[PROBLEM REQUIREMENTS]
Review the material and extract every line in which the word "example" occurs.

##############################

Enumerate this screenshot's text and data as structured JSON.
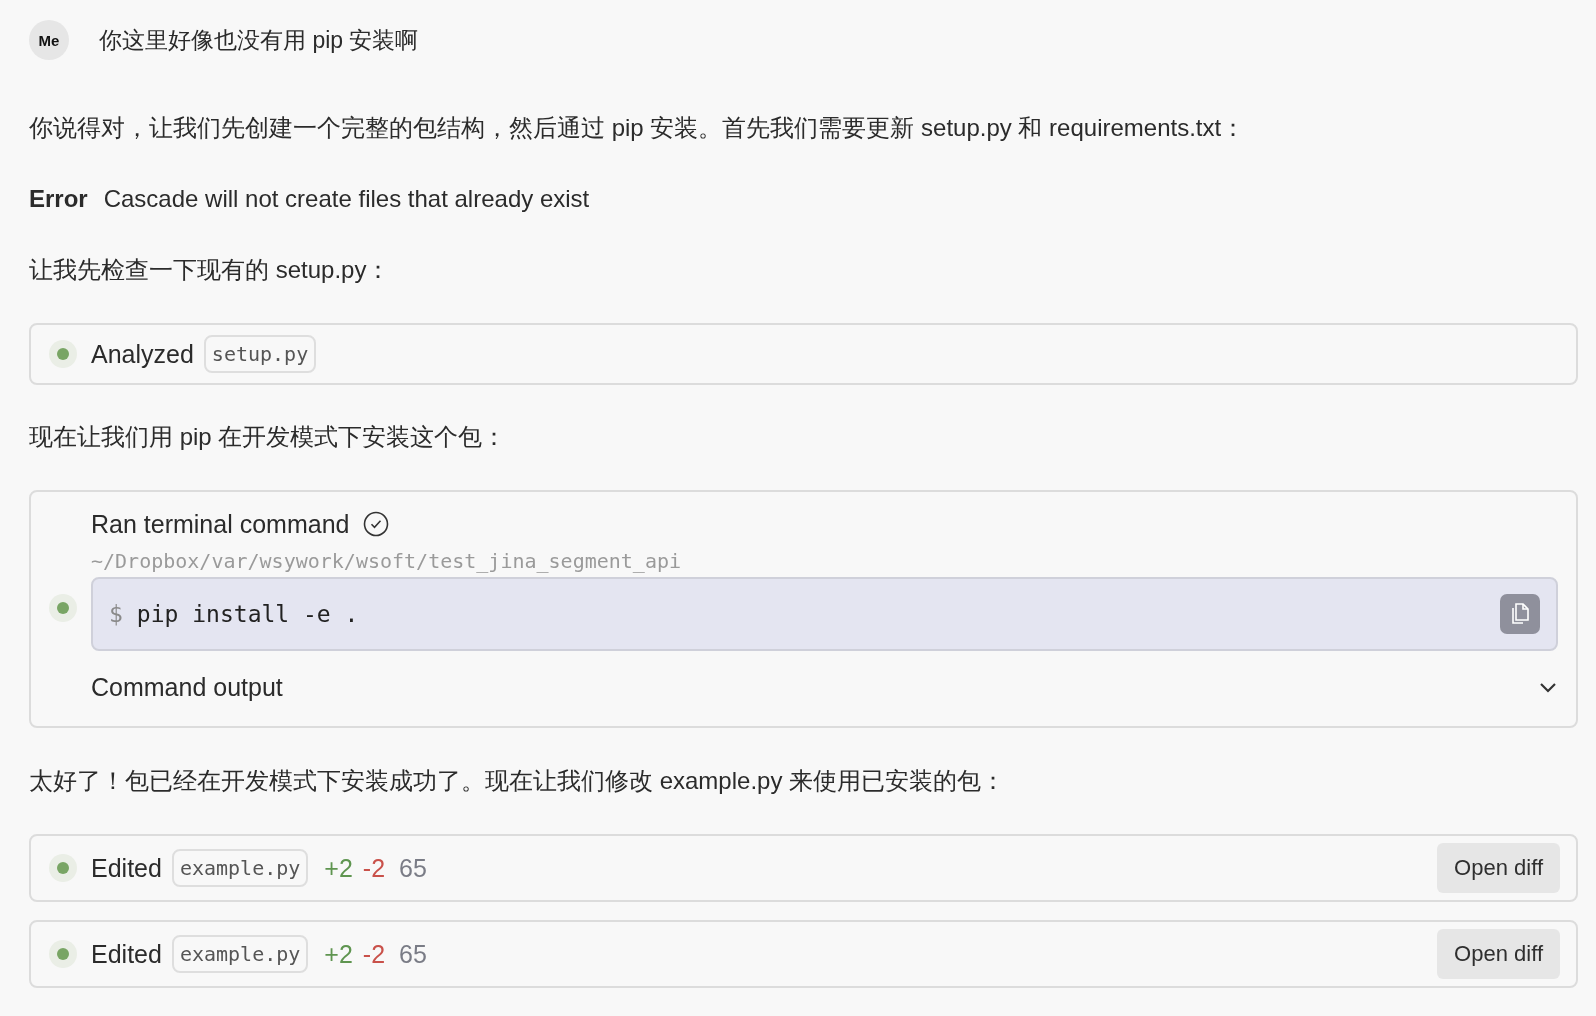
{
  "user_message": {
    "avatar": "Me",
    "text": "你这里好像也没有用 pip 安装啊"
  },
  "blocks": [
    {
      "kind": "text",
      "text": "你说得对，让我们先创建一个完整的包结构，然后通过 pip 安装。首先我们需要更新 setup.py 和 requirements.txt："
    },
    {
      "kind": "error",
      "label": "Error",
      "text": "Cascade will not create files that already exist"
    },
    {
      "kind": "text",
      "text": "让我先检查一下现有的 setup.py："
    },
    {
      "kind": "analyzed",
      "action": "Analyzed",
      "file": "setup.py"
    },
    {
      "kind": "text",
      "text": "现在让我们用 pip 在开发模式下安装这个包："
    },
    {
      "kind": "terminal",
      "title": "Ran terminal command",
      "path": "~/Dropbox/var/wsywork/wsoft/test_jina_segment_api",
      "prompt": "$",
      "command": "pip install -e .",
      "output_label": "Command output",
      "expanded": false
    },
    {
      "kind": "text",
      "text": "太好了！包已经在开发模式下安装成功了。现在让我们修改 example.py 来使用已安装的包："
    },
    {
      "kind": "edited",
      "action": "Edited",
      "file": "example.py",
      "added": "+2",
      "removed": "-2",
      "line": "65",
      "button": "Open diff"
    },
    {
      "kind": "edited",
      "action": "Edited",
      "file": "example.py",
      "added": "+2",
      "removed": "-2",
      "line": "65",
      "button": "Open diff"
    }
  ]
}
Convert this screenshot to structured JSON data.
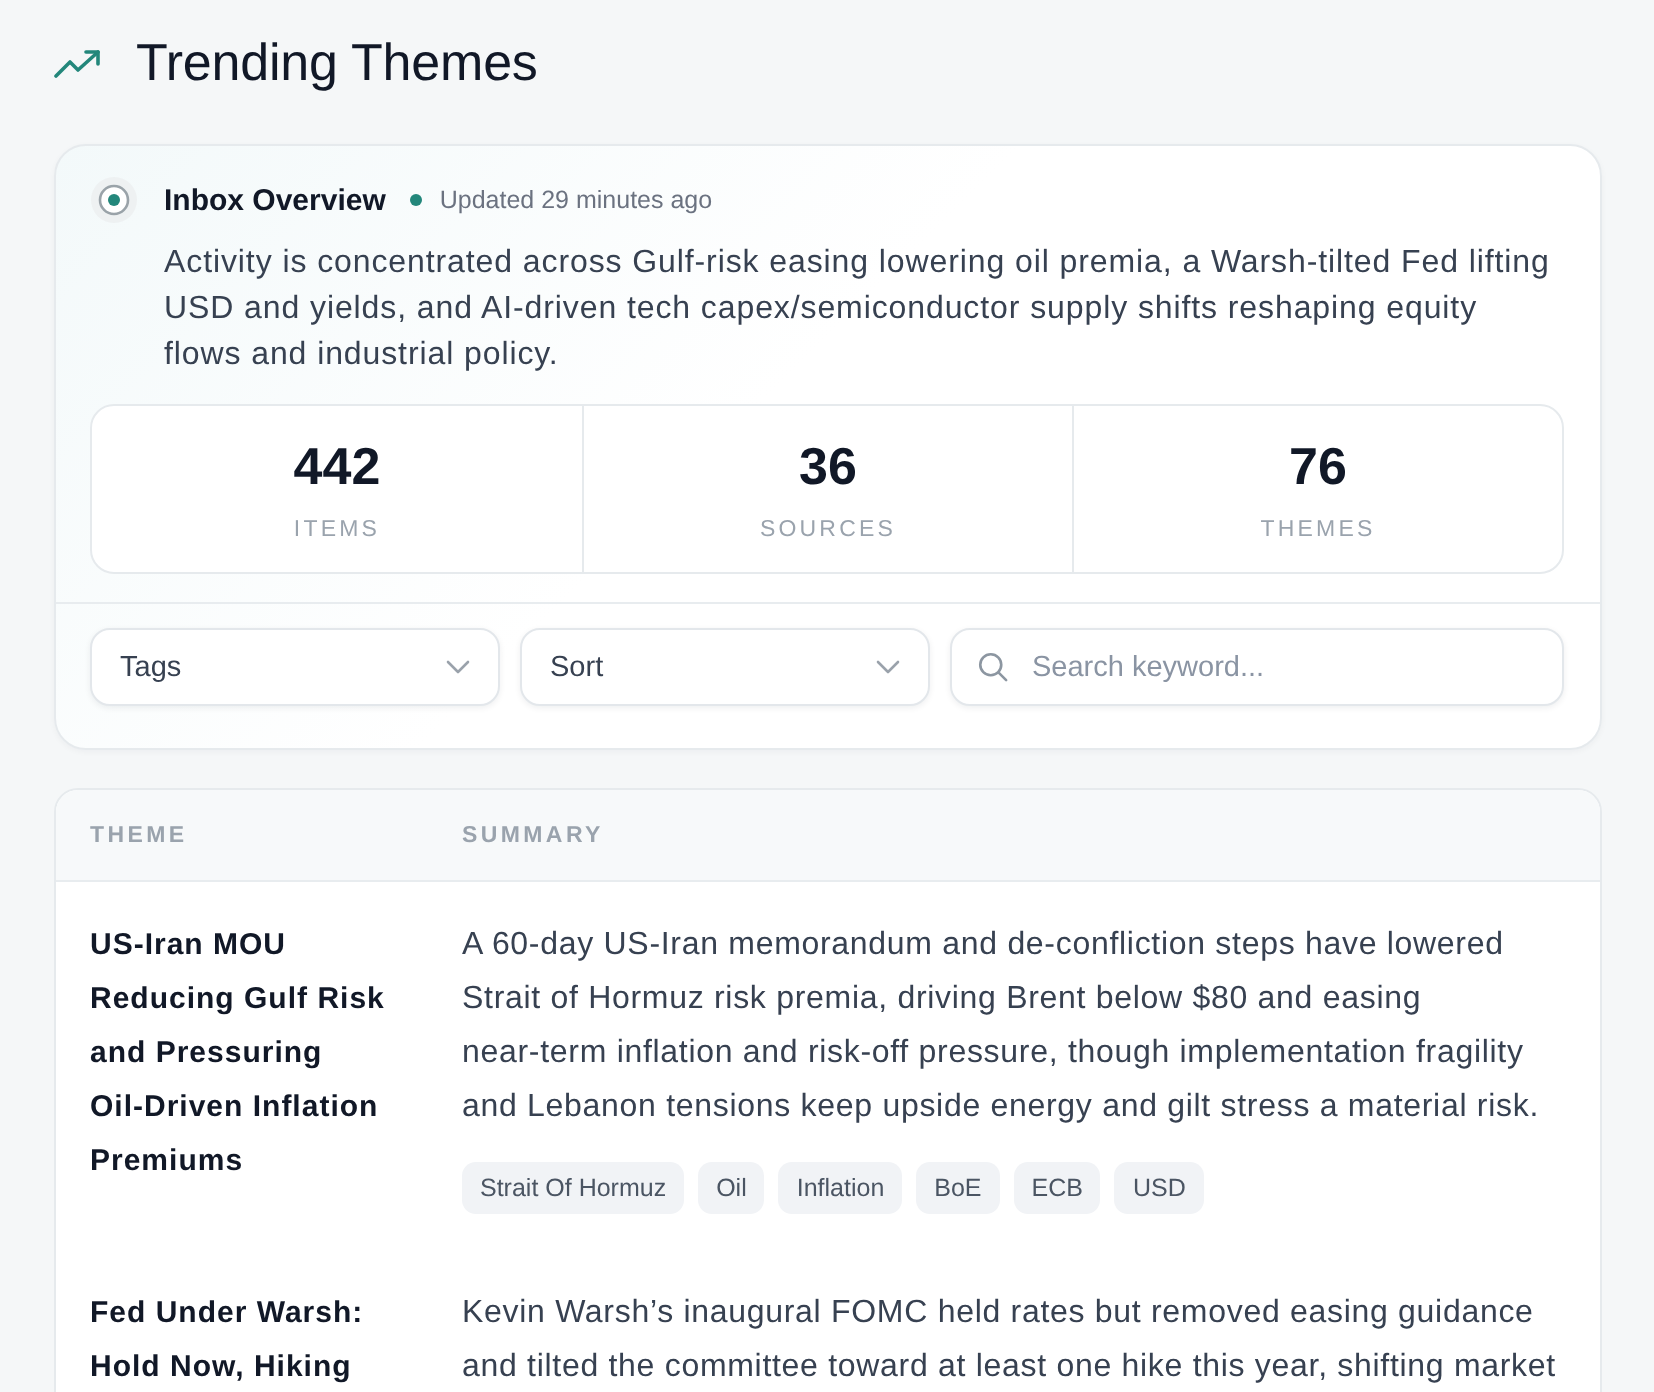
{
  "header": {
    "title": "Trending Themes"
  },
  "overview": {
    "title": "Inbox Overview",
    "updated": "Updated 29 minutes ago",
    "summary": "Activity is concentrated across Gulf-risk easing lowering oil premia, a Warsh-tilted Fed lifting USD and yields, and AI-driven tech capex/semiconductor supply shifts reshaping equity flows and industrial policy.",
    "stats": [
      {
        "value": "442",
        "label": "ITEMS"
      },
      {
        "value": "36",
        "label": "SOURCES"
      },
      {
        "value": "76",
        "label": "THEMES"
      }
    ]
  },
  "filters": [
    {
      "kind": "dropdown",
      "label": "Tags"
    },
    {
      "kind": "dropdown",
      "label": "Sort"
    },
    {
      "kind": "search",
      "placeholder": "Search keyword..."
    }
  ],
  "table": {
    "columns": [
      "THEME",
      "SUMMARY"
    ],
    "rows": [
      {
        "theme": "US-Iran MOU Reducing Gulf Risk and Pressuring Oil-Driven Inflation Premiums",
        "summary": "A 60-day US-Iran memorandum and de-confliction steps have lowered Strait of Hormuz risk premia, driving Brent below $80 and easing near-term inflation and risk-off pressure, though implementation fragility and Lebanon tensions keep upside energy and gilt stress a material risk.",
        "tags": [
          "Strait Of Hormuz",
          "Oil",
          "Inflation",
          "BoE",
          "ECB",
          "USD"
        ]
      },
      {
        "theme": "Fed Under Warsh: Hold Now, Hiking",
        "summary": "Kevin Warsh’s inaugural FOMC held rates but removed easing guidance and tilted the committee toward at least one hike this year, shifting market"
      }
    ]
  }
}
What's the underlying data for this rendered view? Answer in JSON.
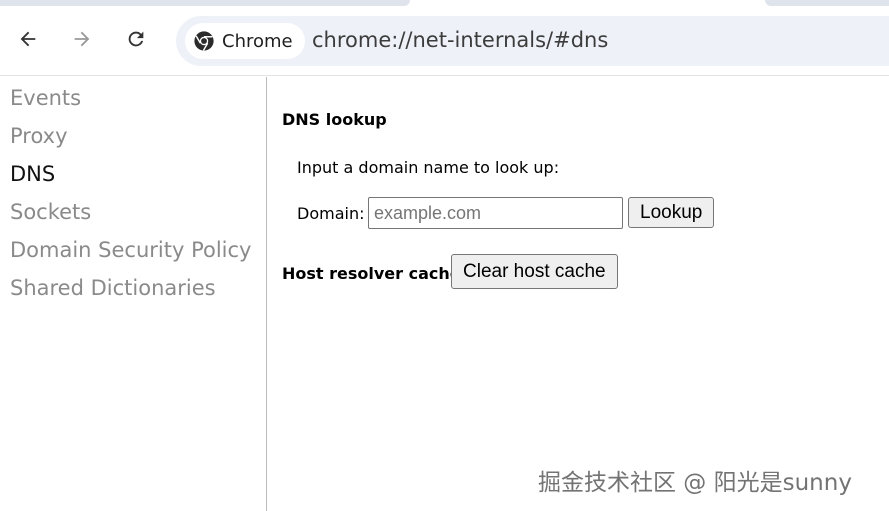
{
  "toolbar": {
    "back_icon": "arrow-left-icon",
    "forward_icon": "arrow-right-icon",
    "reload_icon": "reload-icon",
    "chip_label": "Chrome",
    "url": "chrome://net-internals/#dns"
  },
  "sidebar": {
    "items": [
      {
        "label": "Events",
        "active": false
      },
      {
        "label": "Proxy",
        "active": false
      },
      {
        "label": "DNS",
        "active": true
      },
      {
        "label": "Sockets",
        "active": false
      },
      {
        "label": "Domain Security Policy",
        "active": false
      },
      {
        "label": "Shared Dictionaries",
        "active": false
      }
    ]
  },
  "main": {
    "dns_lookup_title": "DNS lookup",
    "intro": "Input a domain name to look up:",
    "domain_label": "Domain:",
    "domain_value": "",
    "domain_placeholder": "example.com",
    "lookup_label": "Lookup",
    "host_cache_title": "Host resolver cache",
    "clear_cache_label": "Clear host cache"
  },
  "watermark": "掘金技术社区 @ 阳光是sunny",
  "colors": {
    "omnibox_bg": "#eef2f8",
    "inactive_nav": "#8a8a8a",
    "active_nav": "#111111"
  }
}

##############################

[ANSWER SPACE]
      "text": "太好了！包已经在开发模式下安装成功了。现在让我们修改 example.py 来使用已安装的包："
      "file": "example.py",
      "file": "example.py",
    "domain_placeholder": "example.com",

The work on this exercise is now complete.